*** SUPPLIED INFORMATION ***

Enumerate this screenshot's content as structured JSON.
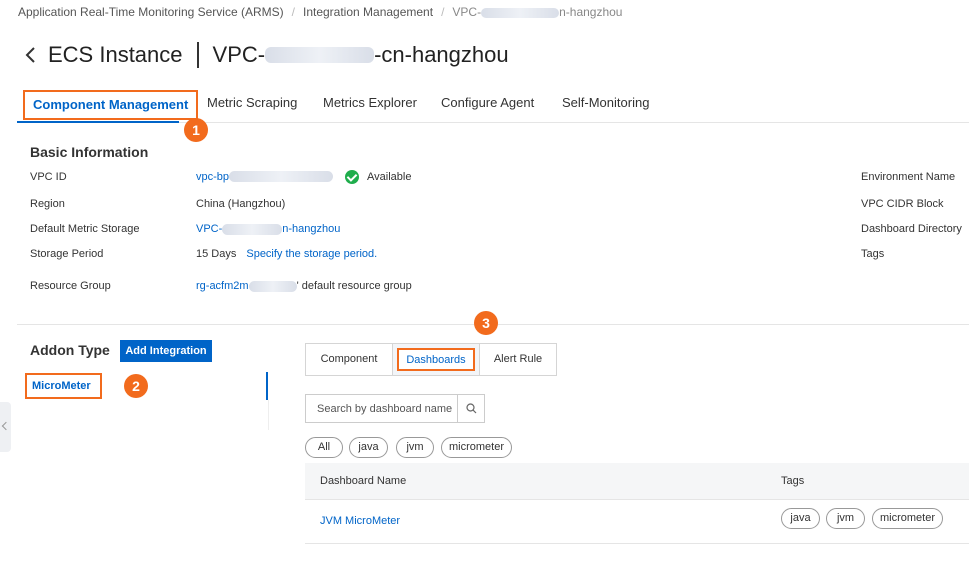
{
  "breadcrumb": {
    "items": [
      "Application Real-Time Monitoring Service (ARMS)",
      "Integration Management"
    ],
    "current_prefix": "VPC-",
    "current_suffix": "n-hangzhou"
  },
  "header": {
    "title": "ECS Instance",
    "vpc_prefix": "VPC-",
    "vpc_suffix": "-cn-hangzhou"
  },
  "tabs": [
    "Component Management",
    "Metric Scraping",
    "Metrics Explorer",
    "Configure Agent",
    "Self-Monitoring"
  ],
  "annotations": [
    "1",
    "2",
    "3"
  ],
  "basic_info": {
    "title": "Basic Information",
    "vpc_id_label": "VPC ID",
    "vpc_id_prefix": "vpc-bp",
    "status": "Available",
    "region_label": "Region",
    "region_value": "China (Hangzhou)",
    "storage_label": "Default Metric Storage",
    "storage_prefix": "VPC-",
    "storage_suffix": "n-hangzhou",
    "period_label": "Storage Period",
    "period_value": "15 Days",
    "period_link": "Specify the storage period.",
    "rg_label": "Resource Group",
    "rg_prefix": "rg-acfm2m",
    "rg_suffix": "' default resource group",
    "right_labels": [
      "Environment Name",
      "VPC CIDR Block",
      "Dashboard Directory",
      "Tags"
    ]
  },
  "addon": {
    "title": "Addon Type",
    "add_button": "Add Integration",
    "items": [
      "MicroMeter"
    ]
  },
  "segments": [
    "Component",
    "Dashboards",
    "Alert Rule"
  ],
  "search": {
    "placeholder": "Search by dashboard name"
  },
  "filter_tags": [
    "All",
    "java",
    "jvm",
    "micrometer"
  ],
  "table": {
    "columns": [
      "Dashboard Name",
      "Tags"
    ],
    "rows": [
      {
        "name": "JVM MicroMeter",
        "tags": [
          "java",
          "jvm",
          "micrometer"
        ]
      }
    ]
  },
  "colors": {
    "accent": "#0064c8",
    "highlight": "#f26b1d",
    "success": "#1fad4c"
  }
}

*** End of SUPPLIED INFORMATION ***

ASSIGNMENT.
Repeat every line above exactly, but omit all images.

SOLUTION FOR THIS PROBLEM.
Enumerate this screenshot's content as structured JSON.
{
  "breadcrumb": {
    "items": [
      "Application Real-Time Monitoring Service (ARMS)",
      "Integration Management"
    ],
    "current_prefix": "VPC-",
    "current_suffix": "n-hangzhou"
  },
  "header": {
    "title": "ECS Instance",
    "vpc_prefix": "VPC-",
    "vpc_suffix": "-cn-hangzhou"
  },
  "tabs": [
    "Component Management",
    "Metric Scraping",
    "Metrics Explorer",
    "Configure Agent",
    "Self-Monitoring"
  ],
  "annotations": [
    "1",
    "2",
    "3"
  ],
  "basic_info": {
    "title": "Basic Information",
    "vpc_id_label": "VPC ID",
    "vpc_id_prefix": "vpc-bp",
    "status": "Available",
    "region_label": "Region",
    "region_value": "China (Hangzhou)",
    "storage_label": "Default Metric Storage",
    "storage_prefix": "VPC-",
    "storage_suffix": "n-hangzhou",
    "period_label": "Storage Period",
    "period_value": "15 Days",
    "period_link": "Specify the storage period.",
    "rg_label": "Resource Group",
    "rg_prefix": "rg-acfm2m",
    "rg_suffix": "' default resource group",
    "right_labels": [
      "Environment Name",
      "VPC CIDR Block",
      "Dashboard Directory",
      "Tags"
    ]
  },
  "addon": {
    "title": "Addon Type",
    "add_button": "Add Integration",
    "items": [
      "MicroMeter"
    ]
  },
  "segments": [
    "Component",
    "Dashboards",
    "Alert Rule"
  ],
  "search": {
    "placeholder": "Search by dashboard name"
  },
  "filter_tags": [
    "All",
    "java",
    "jvm",
    "micrometer"
  ],
  "table": {
    "columns": [
      "Dashboard Name",
      "Tags"
    ],
    "rows": [
      {
        "name": "JVM MicroMeter",
        "tags": [
          "java",
          "jvm",
          "micrometer"
        ]
      }
    ]
  },
  "colors": {
    "accent": "#0064c8",
    "highlight": "#f26b1d",
    "success": "#1fad4c"
  }
}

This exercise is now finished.